Mr Fatty urged Gambians “to fight lack of pride in who we are, lack of respect for the truth, lack of integrity among leaders and religious authority, lack of respect for constituted authority, the law and state institutions, lack of patriotism and national pride, lack of sincerity and honesty in our thoughts and actions, lack of respect for the dignity of honest labour and hypocrisy and selfishness at all levels.”
He added: “There is so much hatred and jealousy circulating among ourselves and so much negative energy that substantially impact our ability not only to work together on our common welfare but the ability to drive a common vision for national prosperity. We are so polarised on so many insignificant fronts, that sustaining any collective national endeavour remains elusive.
“This is the reason why the New Gambia vision has failed; personal ego, love of power for its own sake, false belief in self-worth and entitlement above collective consideration, exaggerated assumption of one’s subjective equation in the overall scheme of things, greed and self-conceitedness have taken over the body politic.
“Lack of pride explains why we do not value most things Gambian. We have the Muhammed Jahs, the Mustapha Njies, the Baisru Jarawas, the Hamidou Jahs, the Abubacarr Jarawas and many more. What do we do?

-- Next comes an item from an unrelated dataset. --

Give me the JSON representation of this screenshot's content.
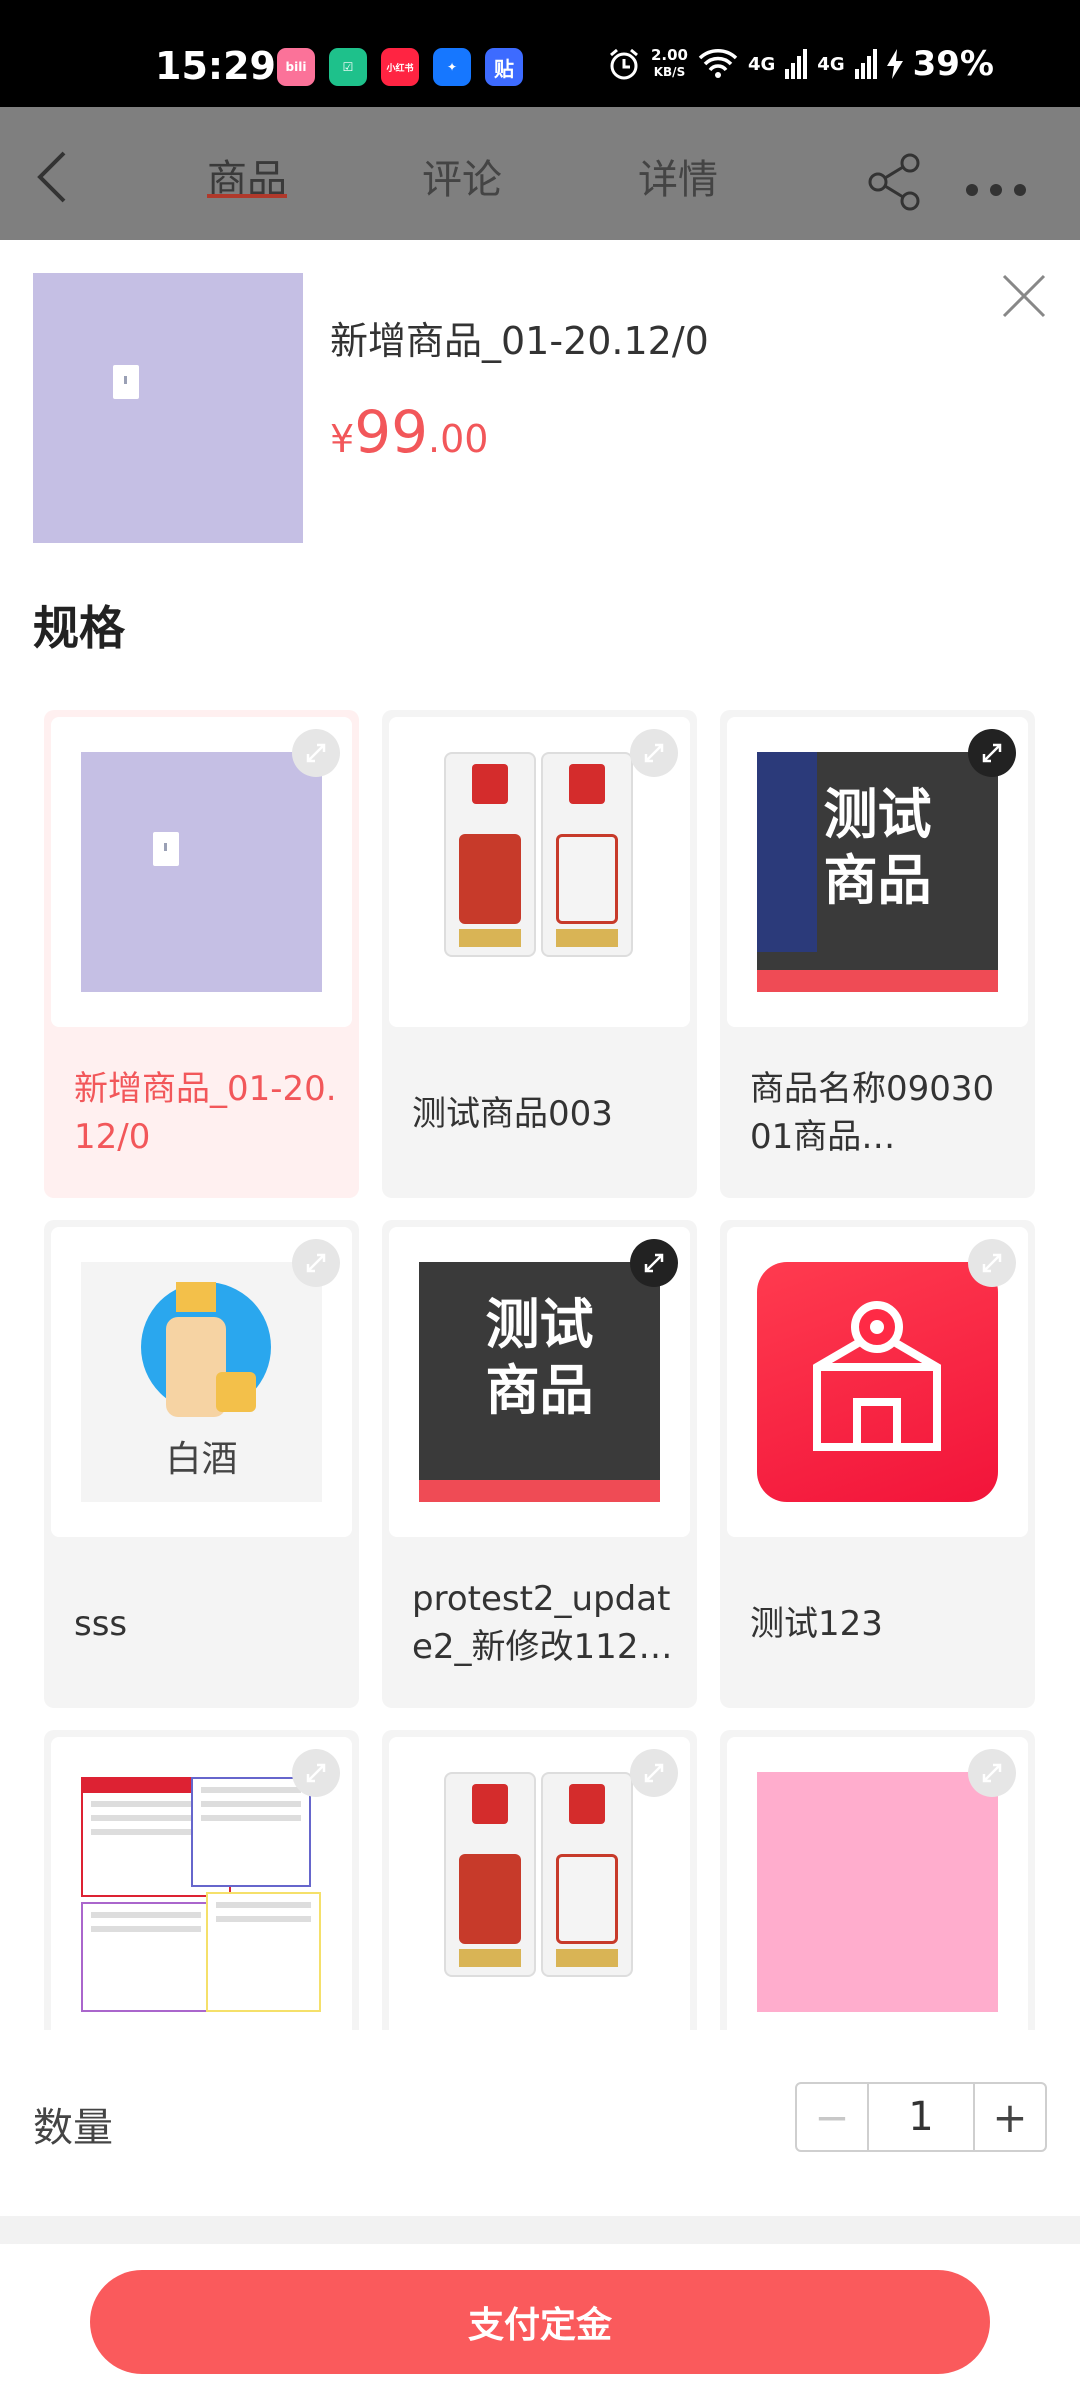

Instead of supporting our own with our all, we seek to bring them down with everything we have or don’t have. Take Mr Abubacarr Jawara and others like him who toiled outside, made enough money and returned home to invest in their own country. They create companies, build factories, create employment, build wealth and pay taxes to the state. Some of us who have never and will never amount to anything just blah, blah on social media spewing so much hateful invectives, lying and misrepresenting facts to hoodwink a gullible public,” he added.